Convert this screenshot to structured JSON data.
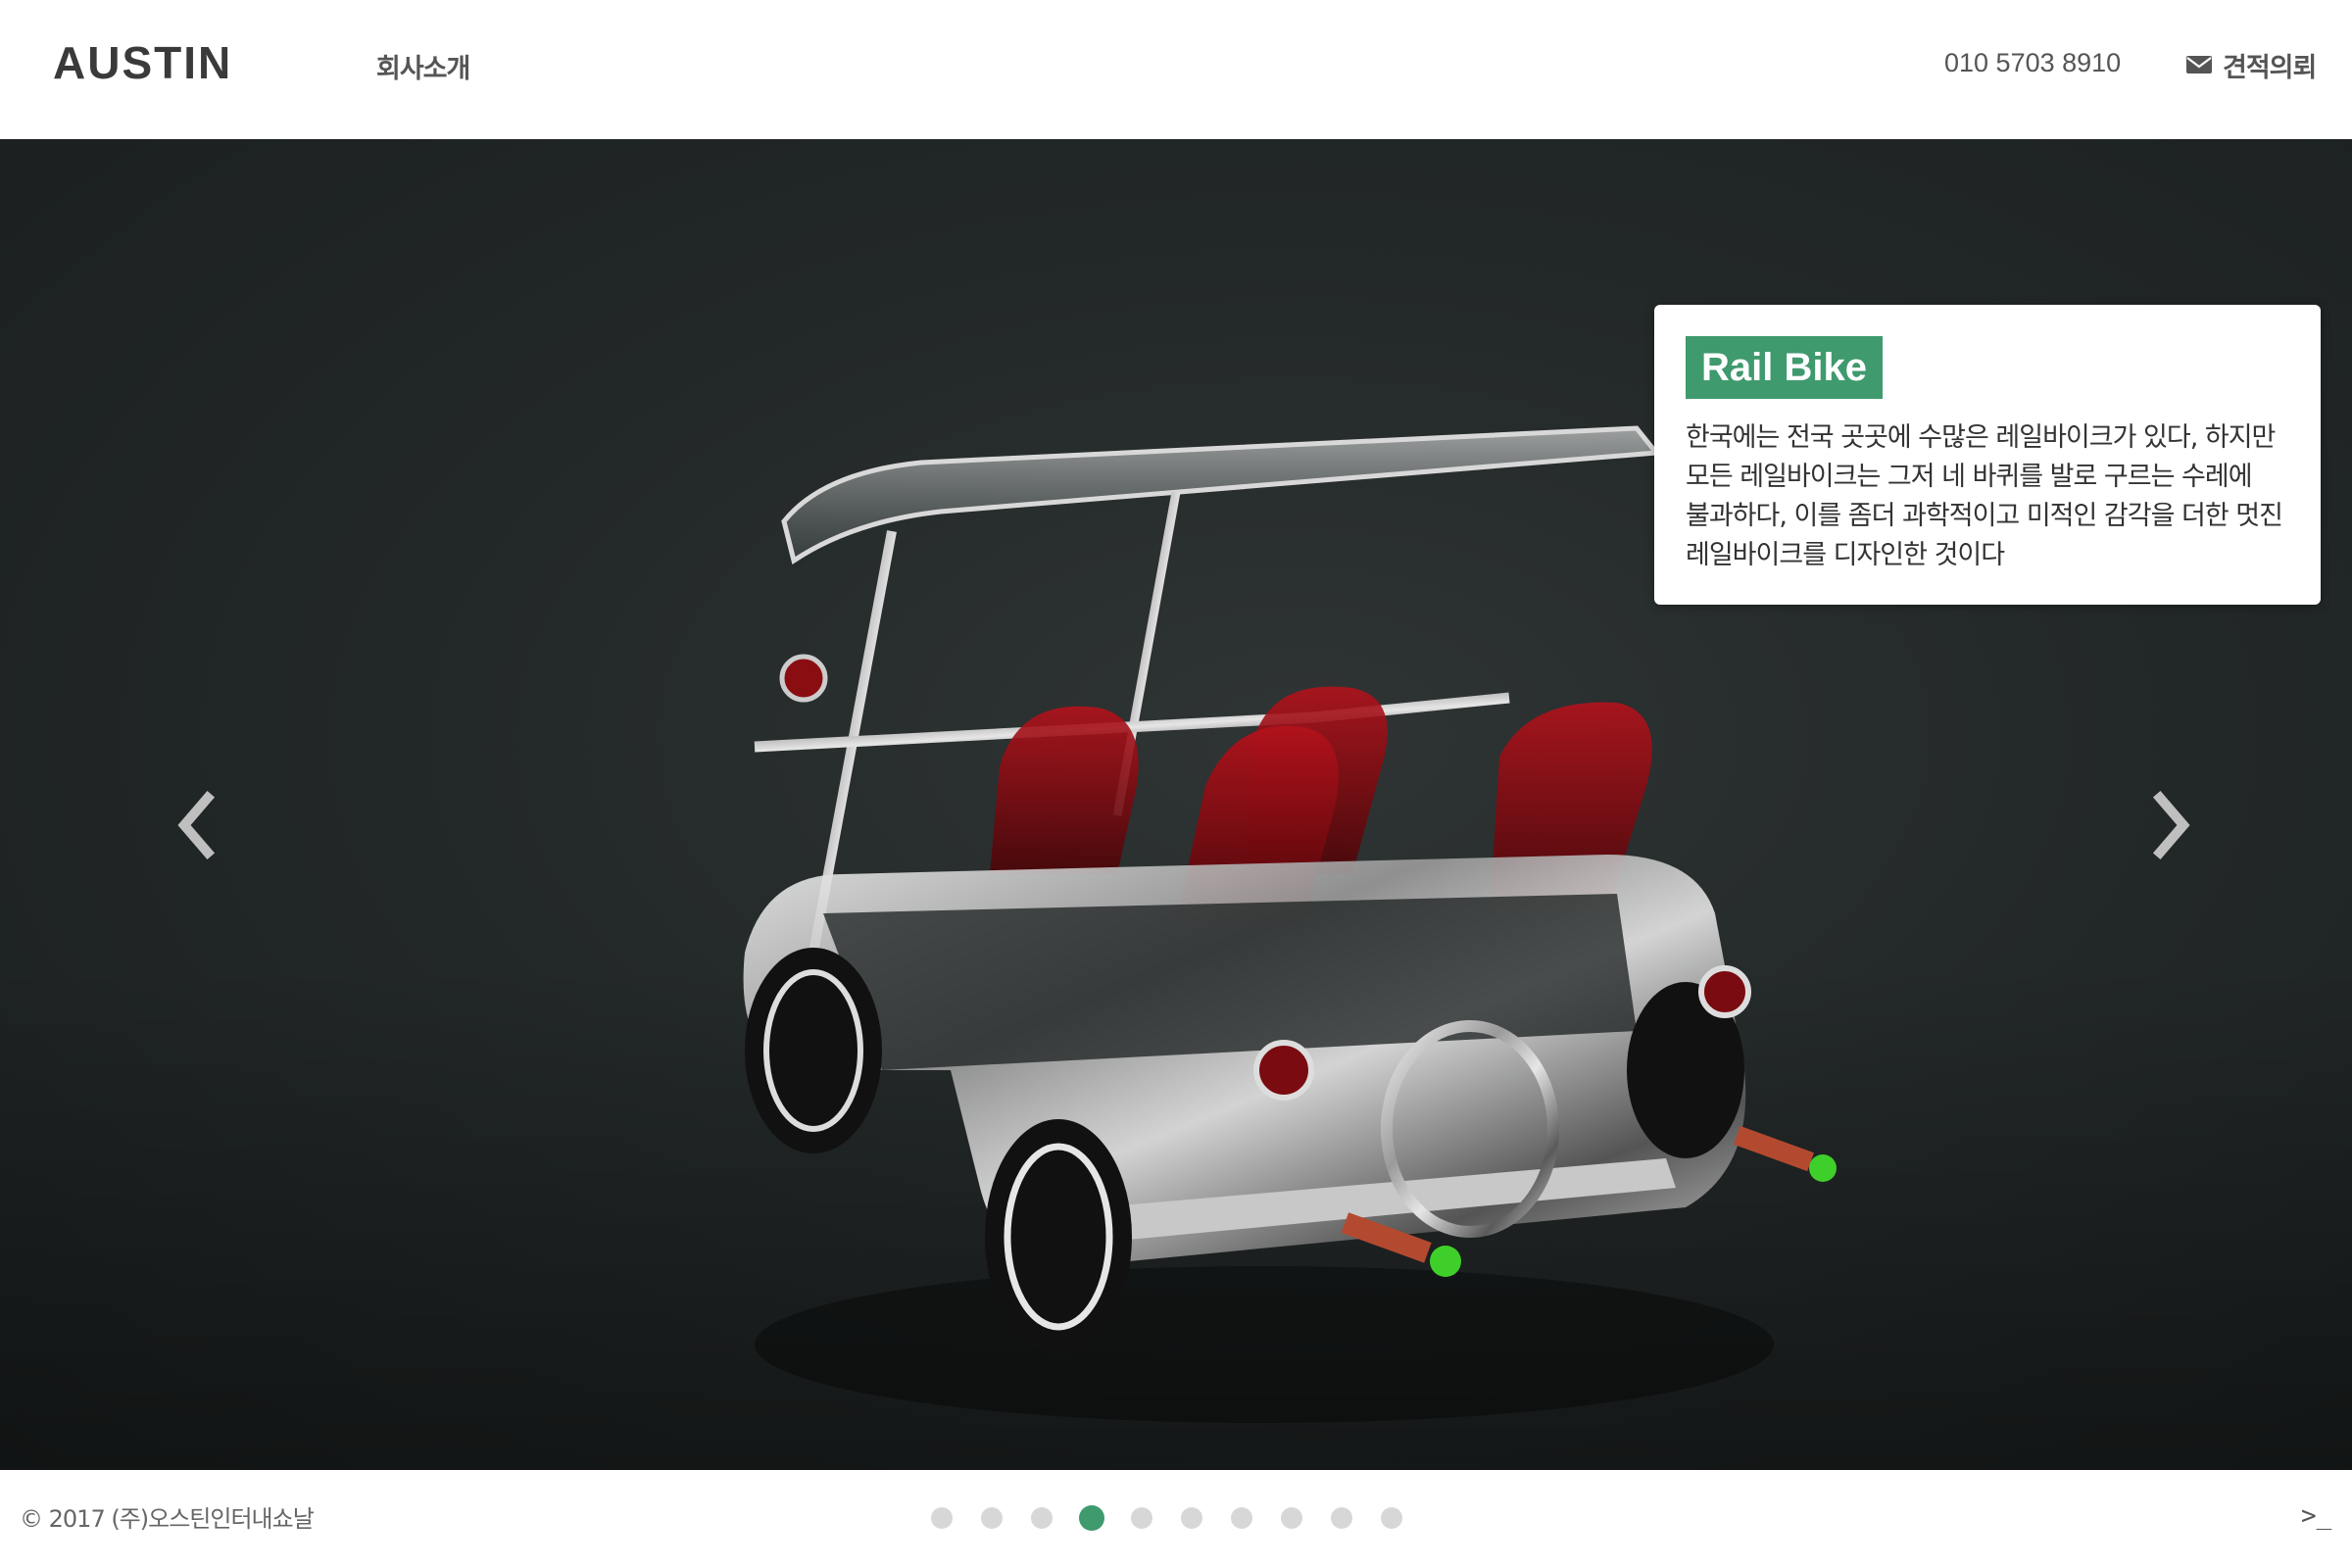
{
  "header": {
    "logo_text": "AUSTIN",
    "nav_about": "회사소개",
    "phone": "010 5703 8910",
    "quote_label": "견적의뢰",
    "quote_icon": "envelope-icon"
  },
  "hero": {
    "slide_image": "rail-bike-render",
    "prev_icon": "chevron-left-icon",
    "next_icon": "chevron-right-icon",
    "card": {
      "title": "Rail Bike",
      "description": "한국에는 전국 곳곳에 수많은 레일바이크가 있다, 하지만 모든 레일바이크는 그저 네 바퀴를 발로 구르는 수레에 불과하다, 이를 좀더 과학적이고 미적인 감각을 더한 멋진 레일바이크를 디자인한 것이다"
    }
  },
  "footer": {
    "copyright": "© 2017 (주)오스틴인터내쇼날",
    "slide_count": 10,
    "active_slide_index": 3,
    "prompt_icon_text": ">_"
  },
  "colors": {
    "accent": "#3f9a6e",
    "hero_background": "#232828",
    "dot_inactive": "#d7d7d7",
    "text": "#555555"
  }
}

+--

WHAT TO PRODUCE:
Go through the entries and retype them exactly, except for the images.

EXPECTED ANSWER:
Convert this screenshot to structured JSON data.
{
  "header": {
    "logo_text": "AUSTIN",
    "nav_about": "회사소개",
    "phone": "010 5703 8910",
    "quote_label": "견적의뢰",
    "quote_icon": "envelope-icon"
  },
  "hero": {
    "slide_image": "rail-bike-render",
    "prev_icon": "chevron-left-icon",
    "next_icon": "chevron-right-icon",
    "card": {
      "title": "Rail Bike",
      "description": "한국에는 전국 곳곳에 수많은 레일바이크가 있다, 하지만 모든 레일바이크는 그저 네 바퀴를 발로 구르는 수레에 불과하다, 이를 좀더 과학적이고 미적인 감각을 더한 멋진 레일바이크를 디자인한 것이다"
    }
  },
  "footer": {
    "copyright": "© 2017 (주)오스틴인터내쇼날",
    "slide_count": 10,
    "active_slide_index": 3,
    "prompt_icon_text": ">_"
  },
  "colors": {
    "accent": "#3f9a6e",
    "hero_background": "#232828",
    "dot_inactive": "#d7d7d7",
    "text": "#555555"
  }
}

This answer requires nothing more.